Chrome is fastest, that's always been Google's push.. But where it has simplicity it lacks in flexibility.. You can't usually have both simplicity and flexibility because to have flexibility you have to add conditional code everywhere in the design. Conditional code is like this
if ( object is type "picture") view picture
else if (object is type "audio" play audio
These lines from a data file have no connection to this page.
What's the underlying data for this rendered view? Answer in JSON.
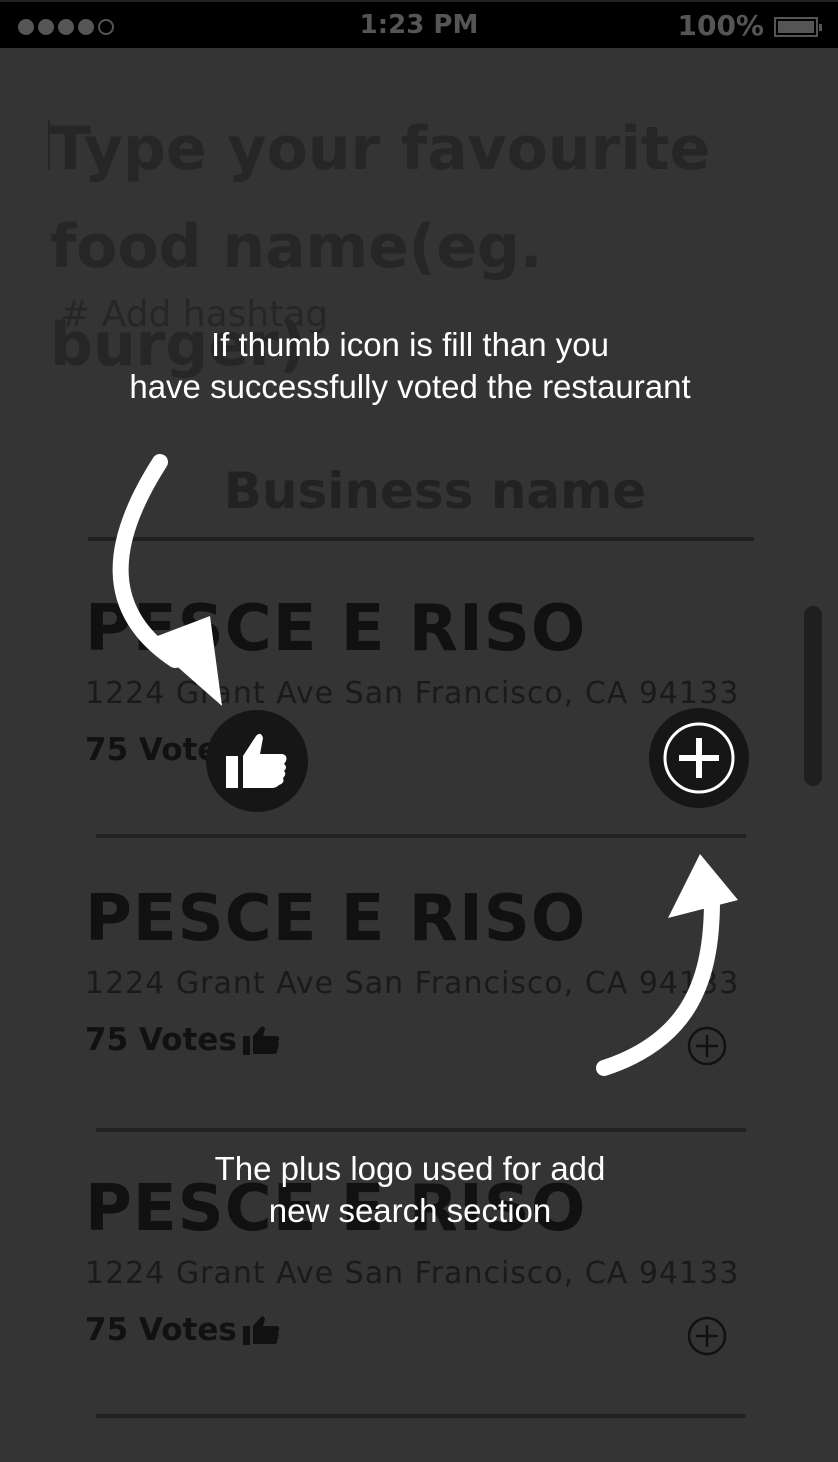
{
  "status_bar": {
    "time": "1:23 PM",
    "battery_percent": "100%",
    "signal_icon": "signal-dots-icon",
    "battery_icon": "battery-icon"
  },
  "search": {
    "query_line1": "Type your favourite",
    "query_line2": "food name(eg. burger)",
    "hashtag_placeholder": "# Add hashtag"
  },
  "business_label": "Business name",
  "results": [
    {
      "name": "PESCE E RISO",
      "address": "1224 Grant Ave San Francisco, CA 94133",
      "votes": "75 Votes"
    },
    {
      "name": "PESCE E RISO",
      "address": "1224 Grant Ave San Francisco, CA 94133",
      "votes": "75 Votes"
    },
    {
      "name": "PESCE E RISO",
      "address": "1224 Grant Ave San Francisco, CA 94133",
      "votes": "75 Votes"
    }
  ],
  "overlay": {
    "thumb_tip_line1": "If  thumb icon is fill than you",
    "thumb_tip_line2": "have successfully voted the restaurant",
    "plus_tip_line1": "The plus logo used for add",
    "plus_tip_line2": "new search section"
  },
  "colors": {
    "overlay_background": "#343434",
    "status_bar": "#000000",
    "highlight_circle": "#161616",
    "annotation_text": "#ffffff"
  }
}
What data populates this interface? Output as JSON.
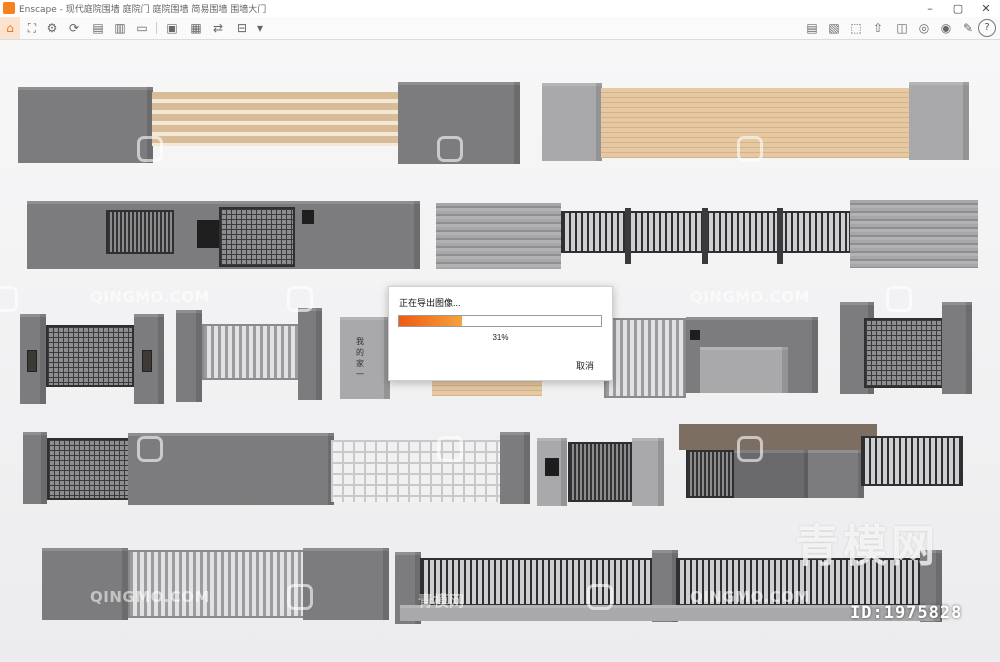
{
  "titlebar": {
    "app_name": "Enscape",
    "title": "Enscape - 现代庭院围墙 庭院门 庭院围墙 简易围墙 围墙大门",
    "minimize": "–",
    "maximize": "▢",
    "close": "✕"
  },
  "toolbar": {
    "home_icon": "home-icon",
    "help_label": "?"
  },
  "dialog": {
    "title": "正在导出图像...",
    "progress": 0.31,
    "percent_label": "31%",
    "cancel_label": "取消"
  },
  "watermarks": {
    "brand": "QINGMO.COM",
    "brand_cn": "青模网",
    "big": "青模网",
    "id": "ID:1975828"
  },
  "scene": {
    "sign_text": "我的家一"
  },
  "colors": {
    "accent": "#f58220",
    "progress_start": "#ef5a14",
    "progress_end": "#f6a23a"
  }
}
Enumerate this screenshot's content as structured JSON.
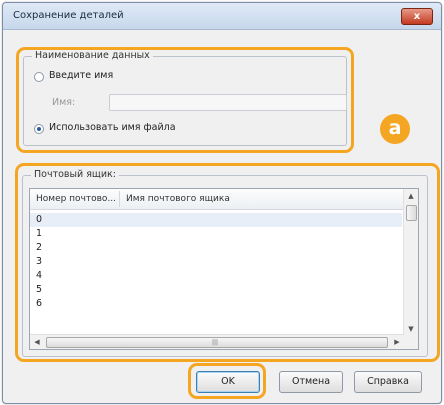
{
  "window": {
    "title": "Сохранение деталей",
    "close_label": "x"
  },
  "data_name_group": {
    "label": "Наименование данных",
    "option_enter_name": "Введите имя",
    "name_field_label": "Имя:",
    "name_field_value": "",
    "option_use_filename": "Использовать имя файла",
    "selected_option": "use_filename"
  },
  "callout": {
    "badge": "a"
  },
  "mailbox_group": {
    "label": "Почтовый ящик:",
    "columns": [
      "Номер почтово...",
      "Имя почтового ящика"
    ],
    "rows": [
      "0",
      "1",
      "2",
      "3",
      "4",
      "5",
      "6"
    ],
    "selected_row": 0,
    "scroll_grip": "|||"
  },
  "buttons": {
    "ok": "OK",
    "cancel": "Отмена",
    "help": "Справка"
  },
  "colors": {
    "highlight": "#f4a623",
    "title_bar": "#c7d7ec"
  }
}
Those are conditionals.. The more of these statements you have the slower the code because it has to determine what is being looked at before it is displayed. Also if the browser's code is not well threaded (meaning it doesn't make use of multi-core CPU's) then it will process a page more slowly. How the page is parsed as it is being displayed could have an effect.. But I think how Google does it mainly is to cache the web content at their co-location facilities that exist in every city in the USA, and they regurgitate pages to the web browser if the content hasn't changed since the last access.. This means that any dynamic content will still take a time to load, like a third-party web 2.0 app that always dynamically generates content, content that will never be the same, therefore rendering the use of a cache as useless..
You've probably seen this site called "Akamai"? That's a network based content cache. Optimization comes in different forms:
- compression of content before delivery
- web server caching
- internet based content caches (google, akamai)
- browser based caching
Caching is used inside the computer itself, you have caching in the CPU, caching on the drive, caching in the memory. Caching is like going to the convenience store to get something you need rather than going to the grocery store. But if you need something special, you likely won't find it at the convenience store so you must go to the grocery store.. The only difference, is that here you make the trip when the nature of the content is known to be dynamic. Another method might be to do something like a CRC check on the data to verify with the server that the response to input by the user hasn't changed and that the contents in the user's resident cache are accurate..
You've probably seen those plugins that claim to make your browser go faster? That's all just compression and caching optimizations, if the content being delivered is binary and already compressed, caching is the only benefit such software could offer. But nothing changes about your line speed.